This will require some sensitive diplomacy and the White House should send the Chairman or the Vice Chairman of the Joint Chiefs of Staff to demonstrate a strong commitment by the U.S. to get this important relationship right. Once this is done, the Africom commander can take the lead, but given the harsh feelings toward Nigeria at Africom headquarters and by some in the Pentagon, the Chairman or the Vice Chairman should go first.
7. The State Department should revisit the establishment of a Consulate General in northern Nigeria, probably in Kano.
Nigeria has Africa’s largest Muslim population, concentrated in the northern region, and has the fifth largest Muslim population in the world. The United States has very little presence, access or influence in the north. Secretary Clinton approved the opening of a consulate in the north in 2009. The effort should be revisited as quickly as possible.
8. The United States should help Nigeria with access to reliable, inexpensive and readily available power.
Lack of power is the most serious impediment to growing Nigeria’s economy. A country of 180 million people produces less power than New York City and its surrounding suburbs. President Jonathan’s inability to improve the situation is one the reasons he was thrown out of office. Power Africa has been one of the Obama administration’s most significant initiatives and it needs to double down on its efforts to assist Nigeria in addressing its energy needs by bringing together major American power producers to work with, partner and invest in Nigeria’s power sector.
9. The administration should encourage an early trip to Nigeria by Agriculture Secretary Vilsack.
Leading American agro industry companies and the deans of some of America’s leading agricultural colleges should travel with him to help Nigeria revitalize and grow its agricultural sector. Once self-sufficient in food and one of Africa’s largest exporters of groundnuts, cocoa, cotton and palm oil, Nigeria is now a major food importer. Support for its agricultural sector offers another opportunity for serious and sustained engagement with a country whose population is expected to grow from 180 to more than 400 million by 2035.

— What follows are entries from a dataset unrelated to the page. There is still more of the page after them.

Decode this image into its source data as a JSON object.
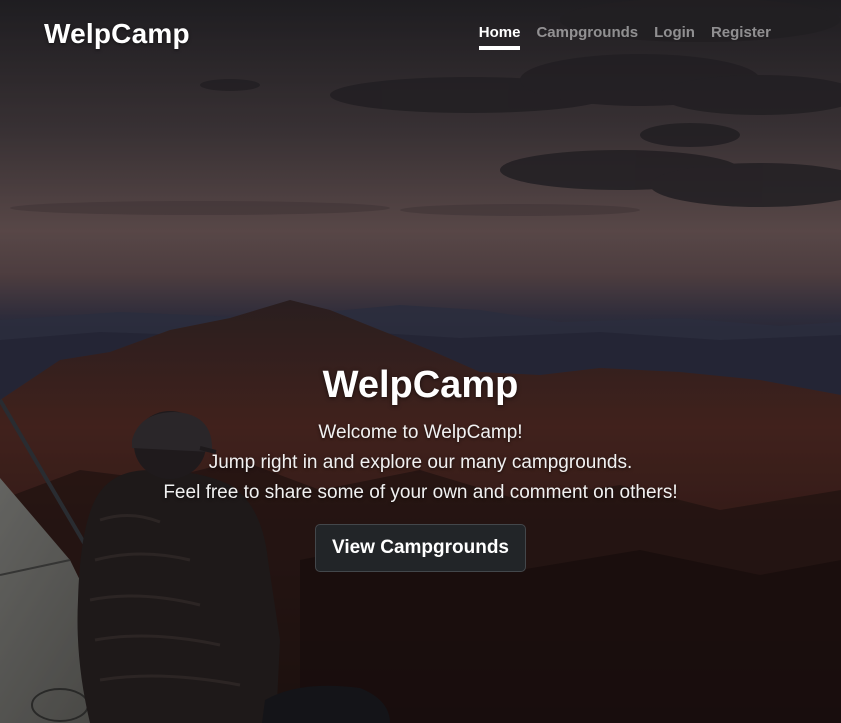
{
  "nav": {
    "brand": "WelpCamp",
    "links": [
      {
        "label": "Home",
        "active": true
      },
      {
        "label": "Campgrounds",
        "active": false
      },
      {
        "label": "Login",
        "active": false
      },
      {
        "label": "Register",
        "active": false
      }
    ]
  },
  "hero": {
    "title": "WelpCamp",
    "lines": [
      "Welcome to WelpCamp!",
      "Jump right in and explore our many campgrounds.",
      "Feel free to share some of your own and comment on others!"
    ],
    "button_label": "View Campgrounds"
  }
}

10. The administration should also consider revamping the Millennium Challenge Corporation (MCC) to support state governments.
In the past, the MCC has helped only national governments. Given the growing influence of states and the important work being done at the state level, the administration should seek changes in the MCC statute in order to help progressive, honest and forward thinking state governors whose states are performing well, implementing sound development projects and providing improved services to their people.
Nigeria is so important, and the administration should not miss this opportunity to engage with Nigeria’s new government. Strong support for Nigeria will help strengthen its democracy, support its economic growth and enhance its security and stability.
An economically vibrant and democratically robust Nigeria is in the interests of Africa, the United States and the broader global community.
Ambassador Johnnie Carson, who served as assistant secretary of State for Africa during President Obama’s first term and as U.S. ambassador to Kenya, Uganda and Zimbabwe, currently is a senior adviser at the United States Institute of Peace and a visiting senior fellow at Yale University.